How do you think the Hispanic population of Texas got to be 40 percent? That didn’t happen overnight; it happened over decades. Many programmers and group owners chose to be blind to it, and that is why their young demographics are going down. This is no longer the baby boomers’ world. It is now the world of the millennials and the Generation Xers, and they have much different sensibilities.

When I hear talk radio ranting against same sex marriage and legalizing marijuana, I think, “Are you out of your mind?” Younger listeners, Gen-Xers and millennials, don’t care about that. Chances are the people in those generations may be fiscally conservative, yet they’re socially more moderate. Radio, TV and newspapers have to start reflecting this new reality. Programmers and talk hosts who continue to focus on conservative social issues will witness the end of the format.

Music of Your Life stations went away, beautiful music went away and pre-1964 oldies went away. They were no longer demographically appealing to advertisers, and remember, radio companies still have to sell commercials.

RW: That doesn’t sound too promising for AM.
Parks: Last year Borrell Associates ( looked 10 years into the future, and they predicted that half the radio stations would be off the air by 2024. I don’t know if I believe that, but my point is that they looked at radio’s future and trends with open eyes.

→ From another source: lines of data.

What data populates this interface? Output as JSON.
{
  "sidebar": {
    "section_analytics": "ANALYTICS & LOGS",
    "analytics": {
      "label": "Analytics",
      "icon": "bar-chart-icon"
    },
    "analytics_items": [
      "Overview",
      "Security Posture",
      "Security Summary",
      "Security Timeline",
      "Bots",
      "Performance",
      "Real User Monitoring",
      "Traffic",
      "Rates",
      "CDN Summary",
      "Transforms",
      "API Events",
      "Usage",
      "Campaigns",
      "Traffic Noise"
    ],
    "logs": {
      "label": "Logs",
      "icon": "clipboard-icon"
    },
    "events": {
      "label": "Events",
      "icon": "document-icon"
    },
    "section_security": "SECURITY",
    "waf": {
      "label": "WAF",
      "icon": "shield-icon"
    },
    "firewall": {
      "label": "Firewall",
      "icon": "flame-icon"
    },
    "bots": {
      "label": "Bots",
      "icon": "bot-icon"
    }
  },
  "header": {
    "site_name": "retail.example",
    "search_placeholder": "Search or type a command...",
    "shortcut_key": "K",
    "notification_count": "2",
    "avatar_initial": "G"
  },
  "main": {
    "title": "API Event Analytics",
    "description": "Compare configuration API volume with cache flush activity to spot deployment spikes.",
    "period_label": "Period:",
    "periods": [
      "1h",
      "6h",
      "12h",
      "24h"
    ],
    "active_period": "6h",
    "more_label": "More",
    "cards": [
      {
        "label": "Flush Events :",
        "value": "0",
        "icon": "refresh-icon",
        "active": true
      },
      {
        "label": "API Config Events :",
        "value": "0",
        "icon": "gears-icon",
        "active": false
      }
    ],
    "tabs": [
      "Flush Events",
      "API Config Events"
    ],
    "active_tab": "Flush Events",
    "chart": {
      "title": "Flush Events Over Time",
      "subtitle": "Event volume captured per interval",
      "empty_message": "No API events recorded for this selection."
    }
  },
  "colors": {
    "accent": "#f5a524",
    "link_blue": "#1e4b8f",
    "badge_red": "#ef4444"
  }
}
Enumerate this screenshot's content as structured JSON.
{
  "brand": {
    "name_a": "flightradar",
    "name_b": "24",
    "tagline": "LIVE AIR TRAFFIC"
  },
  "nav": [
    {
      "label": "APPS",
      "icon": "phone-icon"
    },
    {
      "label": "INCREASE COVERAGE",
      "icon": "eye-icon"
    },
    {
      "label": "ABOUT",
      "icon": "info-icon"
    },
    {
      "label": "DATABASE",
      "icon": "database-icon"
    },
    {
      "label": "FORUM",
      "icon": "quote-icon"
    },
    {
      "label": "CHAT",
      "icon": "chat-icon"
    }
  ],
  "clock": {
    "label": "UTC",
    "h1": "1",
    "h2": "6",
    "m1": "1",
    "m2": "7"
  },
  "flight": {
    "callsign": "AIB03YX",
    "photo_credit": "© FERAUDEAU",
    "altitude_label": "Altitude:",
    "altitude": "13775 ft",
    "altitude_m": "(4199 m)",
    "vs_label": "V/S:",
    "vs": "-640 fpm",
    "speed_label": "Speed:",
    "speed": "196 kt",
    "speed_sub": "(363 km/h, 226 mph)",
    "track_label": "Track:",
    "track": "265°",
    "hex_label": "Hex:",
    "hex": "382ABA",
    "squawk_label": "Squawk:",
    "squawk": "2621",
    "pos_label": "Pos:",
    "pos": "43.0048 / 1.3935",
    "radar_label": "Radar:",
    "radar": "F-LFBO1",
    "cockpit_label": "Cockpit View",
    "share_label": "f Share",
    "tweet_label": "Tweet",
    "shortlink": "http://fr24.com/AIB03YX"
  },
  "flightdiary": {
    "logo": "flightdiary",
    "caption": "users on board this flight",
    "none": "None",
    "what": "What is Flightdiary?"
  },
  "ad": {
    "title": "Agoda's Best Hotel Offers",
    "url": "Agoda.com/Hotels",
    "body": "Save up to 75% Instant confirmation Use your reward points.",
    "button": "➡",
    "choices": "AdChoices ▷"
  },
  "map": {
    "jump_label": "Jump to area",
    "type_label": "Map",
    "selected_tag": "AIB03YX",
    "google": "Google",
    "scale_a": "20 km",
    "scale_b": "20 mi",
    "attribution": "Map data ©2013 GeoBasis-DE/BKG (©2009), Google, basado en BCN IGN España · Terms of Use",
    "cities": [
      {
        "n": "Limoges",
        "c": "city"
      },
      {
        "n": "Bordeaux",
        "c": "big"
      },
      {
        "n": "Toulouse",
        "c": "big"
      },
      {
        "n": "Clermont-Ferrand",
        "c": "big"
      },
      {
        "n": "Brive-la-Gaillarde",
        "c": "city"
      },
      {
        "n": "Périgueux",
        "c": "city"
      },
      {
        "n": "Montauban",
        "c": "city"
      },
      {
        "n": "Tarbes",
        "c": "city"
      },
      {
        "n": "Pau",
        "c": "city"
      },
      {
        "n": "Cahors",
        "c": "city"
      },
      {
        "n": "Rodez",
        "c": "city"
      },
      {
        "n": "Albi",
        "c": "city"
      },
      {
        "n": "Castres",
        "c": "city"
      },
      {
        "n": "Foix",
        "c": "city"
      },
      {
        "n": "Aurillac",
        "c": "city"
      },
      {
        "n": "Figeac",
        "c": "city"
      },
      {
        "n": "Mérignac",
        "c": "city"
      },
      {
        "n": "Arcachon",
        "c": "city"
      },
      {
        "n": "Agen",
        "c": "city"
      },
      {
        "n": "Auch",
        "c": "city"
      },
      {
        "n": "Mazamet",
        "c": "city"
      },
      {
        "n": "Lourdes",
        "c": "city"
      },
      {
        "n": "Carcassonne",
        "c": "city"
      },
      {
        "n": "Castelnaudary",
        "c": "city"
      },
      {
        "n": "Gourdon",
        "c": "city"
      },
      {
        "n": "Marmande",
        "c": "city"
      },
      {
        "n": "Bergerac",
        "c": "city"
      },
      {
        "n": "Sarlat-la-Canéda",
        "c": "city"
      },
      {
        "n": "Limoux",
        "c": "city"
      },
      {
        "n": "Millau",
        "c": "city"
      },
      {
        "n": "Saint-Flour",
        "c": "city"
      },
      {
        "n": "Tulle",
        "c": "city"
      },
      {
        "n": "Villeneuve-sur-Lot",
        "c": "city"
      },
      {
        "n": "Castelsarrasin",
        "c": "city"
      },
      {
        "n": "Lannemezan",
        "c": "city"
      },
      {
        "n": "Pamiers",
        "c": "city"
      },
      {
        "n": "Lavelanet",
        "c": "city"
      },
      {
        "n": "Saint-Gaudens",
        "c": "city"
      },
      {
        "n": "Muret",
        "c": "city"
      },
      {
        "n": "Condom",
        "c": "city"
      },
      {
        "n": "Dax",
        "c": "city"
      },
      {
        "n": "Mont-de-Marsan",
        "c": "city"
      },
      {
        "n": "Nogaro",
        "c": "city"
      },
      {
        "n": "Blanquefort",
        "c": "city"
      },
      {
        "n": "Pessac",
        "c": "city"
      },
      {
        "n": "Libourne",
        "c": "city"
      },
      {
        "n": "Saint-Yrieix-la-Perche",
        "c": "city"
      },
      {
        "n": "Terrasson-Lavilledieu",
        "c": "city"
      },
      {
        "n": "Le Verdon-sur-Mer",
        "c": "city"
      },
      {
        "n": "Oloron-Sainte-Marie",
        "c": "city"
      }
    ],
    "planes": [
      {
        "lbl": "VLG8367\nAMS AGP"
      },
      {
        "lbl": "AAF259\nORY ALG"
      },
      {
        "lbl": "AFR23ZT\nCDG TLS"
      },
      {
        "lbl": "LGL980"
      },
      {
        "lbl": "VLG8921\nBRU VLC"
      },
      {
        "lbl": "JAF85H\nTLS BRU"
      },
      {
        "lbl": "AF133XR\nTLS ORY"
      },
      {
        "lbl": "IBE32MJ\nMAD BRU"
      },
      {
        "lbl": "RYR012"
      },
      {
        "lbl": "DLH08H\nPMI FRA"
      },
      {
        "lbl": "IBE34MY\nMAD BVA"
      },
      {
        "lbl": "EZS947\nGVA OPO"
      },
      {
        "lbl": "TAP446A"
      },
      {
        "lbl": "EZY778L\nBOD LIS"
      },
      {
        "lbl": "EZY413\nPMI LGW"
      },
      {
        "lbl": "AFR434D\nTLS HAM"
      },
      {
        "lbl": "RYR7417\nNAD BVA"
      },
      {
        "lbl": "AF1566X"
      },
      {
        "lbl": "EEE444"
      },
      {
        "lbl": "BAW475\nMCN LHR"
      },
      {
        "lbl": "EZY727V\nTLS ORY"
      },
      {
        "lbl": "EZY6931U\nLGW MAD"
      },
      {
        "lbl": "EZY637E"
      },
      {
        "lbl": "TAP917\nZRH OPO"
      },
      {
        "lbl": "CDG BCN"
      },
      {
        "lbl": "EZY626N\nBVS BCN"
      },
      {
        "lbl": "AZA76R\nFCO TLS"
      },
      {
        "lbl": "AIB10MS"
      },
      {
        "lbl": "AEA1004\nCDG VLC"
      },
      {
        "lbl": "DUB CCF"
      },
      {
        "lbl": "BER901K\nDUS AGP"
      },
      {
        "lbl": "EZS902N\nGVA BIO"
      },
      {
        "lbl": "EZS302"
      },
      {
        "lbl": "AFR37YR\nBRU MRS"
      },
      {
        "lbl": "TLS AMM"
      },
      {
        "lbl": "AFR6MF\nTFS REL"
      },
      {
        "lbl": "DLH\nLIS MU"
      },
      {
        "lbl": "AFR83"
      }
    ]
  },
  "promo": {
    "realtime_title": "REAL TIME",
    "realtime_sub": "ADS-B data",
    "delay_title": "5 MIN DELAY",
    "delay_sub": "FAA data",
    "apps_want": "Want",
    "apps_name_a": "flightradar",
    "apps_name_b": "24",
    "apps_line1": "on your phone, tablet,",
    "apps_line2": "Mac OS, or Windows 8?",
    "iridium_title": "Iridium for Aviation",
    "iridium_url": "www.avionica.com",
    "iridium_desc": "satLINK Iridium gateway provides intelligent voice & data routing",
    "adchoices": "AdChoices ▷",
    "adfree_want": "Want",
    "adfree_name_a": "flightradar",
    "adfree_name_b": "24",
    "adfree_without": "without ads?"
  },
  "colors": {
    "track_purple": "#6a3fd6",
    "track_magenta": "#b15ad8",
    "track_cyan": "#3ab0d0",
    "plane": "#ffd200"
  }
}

RW: Is podcasting the answer?
Parks: It may be part of the answer. So often podcast content is just repurposed from the terrestrial side. “If you miss my show, you can listen to the podcast.” Stations don’t even bother to strip out the “best of” or just grab a cool interview out of a show. My point is, there’s little new original content in podcasts, and for podcasts to be the answer for radio stations the content must be new and original, not old material from the terrestrial side. That’s where the creativity should happen.

RW: Would younger air personalities bring in listeners?
Parks: The real, successful personalities of the past, today and in the future will relate to and connect with people. They will always bring in listeners. While the ways to reach an audience may change, having a great personality connect one-on-one with a listener will never change. Great personalities are the voices and advocates for listeners. Listeners identify with these personalities. If you turn your station into a jukebox, you lose.

Parks blogs Ken Deutsch is a former on-air “personality” who says his exit from radio was met with relief from listeners and management alike.